JP6612820B2 (en) System and method for managing a talent platform
US20180075555A1 (en) Mobile Platform for Legal Process
Taylor Decision management systems: a practical guide to using business rules and predictive analytics
US20180218456A1 (en) Risk securitization and pricing system
CUNHA MARQUES et al. Public‐private partnership contracts: A tale of two cities with different contractual arrangements
US8204809B1 (en) Finance function high performance capability assessment
JP5308026B2 (en) Method and system for optimal pricing and allocation of sold bonds
Stoeckli et al. Exploring characteristics and transformational capabilities of InsurTech innovations to understand insurance value creation in a digital world
Bragg Outsourcing: A guide to... Selecting the correct business unit... Negotiating the contract... Maintaining control of the process
US8355926B1 (en) Health and life sciences medicaid high performance capability assessment
Codagnone et al. The future of work in the ‘Sharing Economy’
US8396790B2 (en) System and method for financing commercial transactions
US20030055779A1 (en) Apparatus and method of collaborative funding of new products and/or services
US20030177071A1 (en) System & method for compiling, accessing & providing community association disclosure information, lender information, community association document information and update information
JP2011018351A (en) Application apparatus and method
US20150142545A1 (en) Enhanced system and method for offering and accepting discounts on invoices in a payment system
JP2017521807A (en) Online market with seller financing
US20130173464A1 (en) Supply chain finance system

Legal Events

Date Code Title Description
STPP Information on status: patent application and granting procedure in general
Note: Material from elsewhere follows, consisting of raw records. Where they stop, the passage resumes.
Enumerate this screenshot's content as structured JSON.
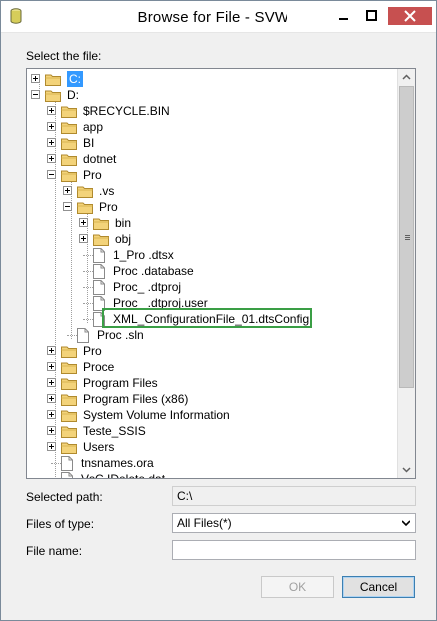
{
  "window": {
    "title": "Browse for File - SVWS",
    "app_icon": "database-cylinder-icon",
    "controls": [
      "minimize-icon",
      "maximize-icon",
      "close-icon"
    ]
  },
  "select_file_label": "Select the file:",
  "tree": [
    {
      "label": "C:",
      "type": "drive",
      "expander": "plus",
      "level": 0,
      "selected": true
    },
    {
      "label": "D:",
      "type": "drive",
      "expander": "minus",
      "level": 0
    },
    {
      "label": "$RECYCLE.BIN",
      "type": "folder",
      "expander": "plus",
      "level": 1
    },
    {
      "label": "app",
      "type": "folder",
      "expander": "plus",
      "level": 1
    },
    {
      "label": "BI",
      "type": "folder",
      "expander": "plus",
      "level": 1
    },
    {
      "label": "dotnet",
      "type": "folder",
      "expander": "plus",
      "level": 1
    },
    {
      "label": "Pro",
      "type": "folder",
      "expander": "minus",
      "level": 1
    },
    {
      "label": ".vs",
      "type": "folder",
      "expander": "plus",
      "level": 2
    },
    {
      "label": "Pro",
      "type": "folder",
      "expander": "minus",
      "level": 2
    },
    {
      "label": "bin",
      "type": "folder",
      "expander": "plus",
      "level": 3
    },
    {
      "label": "obj",
      "type": "folder",
      "expander": "plus",
      "level": 3
    },
    {
      "label": "1_Pro                    .dtsx",
      "type": "file",
      "level": 3
    },
    {
      "label": "Proc               .database",
      "type": "file",
      "level": 3
    },
    {
      "label": "Proc_              .dtproj",
      "type": "file",
      "level": 3
    },
    {
      "label": "Proc_              .dtproj.user",
      "type": "file",
      "level": 3
    },
    {
      "label": "XML_ConfigurationFile_01.dtsConfig",
      "type": "file",
      "level": 3,
      "highlighted": true
    },
    {
      "label": "Proc                  .sln",
      "type": "file",
      "level": 2
    },
    {
      "label": "Pro",
      "type": "folder",
      "expander": "plus",
      "level": 1
    },
    {
      "label": "Proce",
      "type": "folder",
      "expander": "plus",
      "level": 1
    },
    {
      "label": "Program Files",
      "type": "folder",
      "expander": "plus",
      "level": 1
    },
    {
      "label": "Program Files (x86)",
      "type": "folder",
      "expander": "plus",
      "level": 1
    },
    {
      "label": "System Volume Information",
      "type": "folder",
      "expander": "plus",
      "level": 1
    },
    {
      "label": "Teste_SSIS",
      "type": "folder",
      "expander": "plus",
      "level": 1
    },
    {
      "label": "Users",
      "type": "folder",
      "expander": "plus",
      "level": 1
    },
    {
      "label": "tnsnames.ora",
      "type": "file",
      "level": 1
    },
    {
      "label": "VsC.IDelete.dat",
      "type": "file",
      "level": 1
    }
  ],
  "selected_path": {
    "label": "Selected path:",
    "value": "C:\\"
  },
  "files_of_type": {
    "label": "Files of type:",
    "value": "All Files(*)"
  },
  "file_name": {
    "label": "File name:",
    "value": ""
  },
  "buttons": {
    "ok": "OK",
    "cancel": "Cancel"
  },
  "colors": {
    "highlight_box": "#3a9e45",
    "selection": "#3399ff",
    "close_button": "#c75050"
  }
}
Free format text: DOCKETED NEW CASE - READY FOR EXAMINATION

STPP Information on status: patent application and granting procedure in general

Free format text: NON FINAL ACTION MAILED

STCB Information on status: application discontinuation

Free format text: ABANDONED -- FAILURE TO RESPOND TO AN OFFICE ACTION